Saeed Davids, a first time voter, said he felt it was important for him to vote because it was up to him to determine his own future.

“I think it is important to vote because we have a choice to choose our future and our future is important to us and we can choose for a better future for the people of South Africa,” he said.

Another voter, a senior citizen, said it was rather interesting to come back to a school that he went to in the 1950s to register to vote. He said at the age of 71, he was no longer voting for his future, but for the future of his children and his grandchildren.

Jessica Hudson-Reed, a Kirstenbosch resident, who went in to check her voter registration details at the Stone Cottages in the area, said her reason for wanting to vote in May is to choose her preferred political leaders in order to determine the direction that the country will take.

“I think it is important to vote because we have to have our say, if we don’t, we can’t complain about things that aren’t going our way. We want to make an informed decision about who we want to lead our country based on what we believe our country should be doing and where we should be going,” she said.

In Constantia, Pricilla Goeieman, a domestic worker, said it was also her first time voting this year. She said she felt like politicians always ask citizens to vote but it adds meaning if they live up to their promises.

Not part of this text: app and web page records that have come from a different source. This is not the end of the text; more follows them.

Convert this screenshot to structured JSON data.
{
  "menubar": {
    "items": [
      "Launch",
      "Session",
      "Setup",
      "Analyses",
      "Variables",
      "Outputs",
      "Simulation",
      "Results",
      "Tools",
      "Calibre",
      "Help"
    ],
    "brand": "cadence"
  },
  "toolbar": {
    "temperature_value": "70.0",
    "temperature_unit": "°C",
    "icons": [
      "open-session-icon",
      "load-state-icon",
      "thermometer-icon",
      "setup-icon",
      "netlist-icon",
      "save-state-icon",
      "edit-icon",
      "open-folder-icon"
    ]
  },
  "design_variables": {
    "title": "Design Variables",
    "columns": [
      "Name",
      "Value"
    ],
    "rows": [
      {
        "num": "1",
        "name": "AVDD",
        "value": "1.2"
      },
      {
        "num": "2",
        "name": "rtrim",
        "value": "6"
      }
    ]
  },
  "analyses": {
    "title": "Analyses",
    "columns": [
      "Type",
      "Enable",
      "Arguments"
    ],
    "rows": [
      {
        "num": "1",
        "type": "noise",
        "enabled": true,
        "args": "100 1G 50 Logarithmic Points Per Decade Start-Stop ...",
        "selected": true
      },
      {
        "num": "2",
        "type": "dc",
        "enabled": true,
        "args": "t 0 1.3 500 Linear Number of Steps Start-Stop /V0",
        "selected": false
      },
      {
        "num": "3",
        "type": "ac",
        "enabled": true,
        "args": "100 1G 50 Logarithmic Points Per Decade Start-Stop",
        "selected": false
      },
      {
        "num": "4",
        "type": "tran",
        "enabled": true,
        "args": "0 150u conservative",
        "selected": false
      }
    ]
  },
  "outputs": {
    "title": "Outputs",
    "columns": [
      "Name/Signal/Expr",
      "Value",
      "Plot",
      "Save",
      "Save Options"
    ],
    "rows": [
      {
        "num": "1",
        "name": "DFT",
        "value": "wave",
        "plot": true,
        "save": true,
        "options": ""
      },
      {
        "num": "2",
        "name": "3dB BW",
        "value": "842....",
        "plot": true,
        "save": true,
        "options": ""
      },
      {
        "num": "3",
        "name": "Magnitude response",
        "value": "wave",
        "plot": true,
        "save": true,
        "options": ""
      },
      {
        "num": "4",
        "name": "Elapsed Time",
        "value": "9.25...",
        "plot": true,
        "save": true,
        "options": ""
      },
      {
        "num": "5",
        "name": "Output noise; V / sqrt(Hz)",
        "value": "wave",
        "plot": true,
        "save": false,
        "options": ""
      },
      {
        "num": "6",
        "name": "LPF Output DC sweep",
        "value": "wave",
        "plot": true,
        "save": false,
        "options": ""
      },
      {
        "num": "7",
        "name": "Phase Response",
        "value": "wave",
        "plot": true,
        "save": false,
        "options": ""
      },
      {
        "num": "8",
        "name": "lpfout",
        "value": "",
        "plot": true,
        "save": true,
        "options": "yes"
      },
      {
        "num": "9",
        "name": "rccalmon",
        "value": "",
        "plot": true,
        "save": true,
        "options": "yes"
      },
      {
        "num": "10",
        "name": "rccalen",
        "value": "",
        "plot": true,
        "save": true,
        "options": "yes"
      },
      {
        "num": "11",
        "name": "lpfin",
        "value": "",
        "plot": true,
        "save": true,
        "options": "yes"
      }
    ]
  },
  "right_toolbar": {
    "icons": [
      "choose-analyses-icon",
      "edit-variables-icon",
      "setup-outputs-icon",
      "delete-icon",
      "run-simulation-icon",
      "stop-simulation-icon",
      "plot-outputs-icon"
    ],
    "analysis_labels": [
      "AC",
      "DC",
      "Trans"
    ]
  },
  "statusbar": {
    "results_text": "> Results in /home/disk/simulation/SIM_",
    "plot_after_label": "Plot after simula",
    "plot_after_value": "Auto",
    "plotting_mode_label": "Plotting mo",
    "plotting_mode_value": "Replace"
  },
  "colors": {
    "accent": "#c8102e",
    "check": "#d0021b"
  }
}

“They must make a [positive] change on the streets. If you make a promise to someone, you must live up to it,” she said. –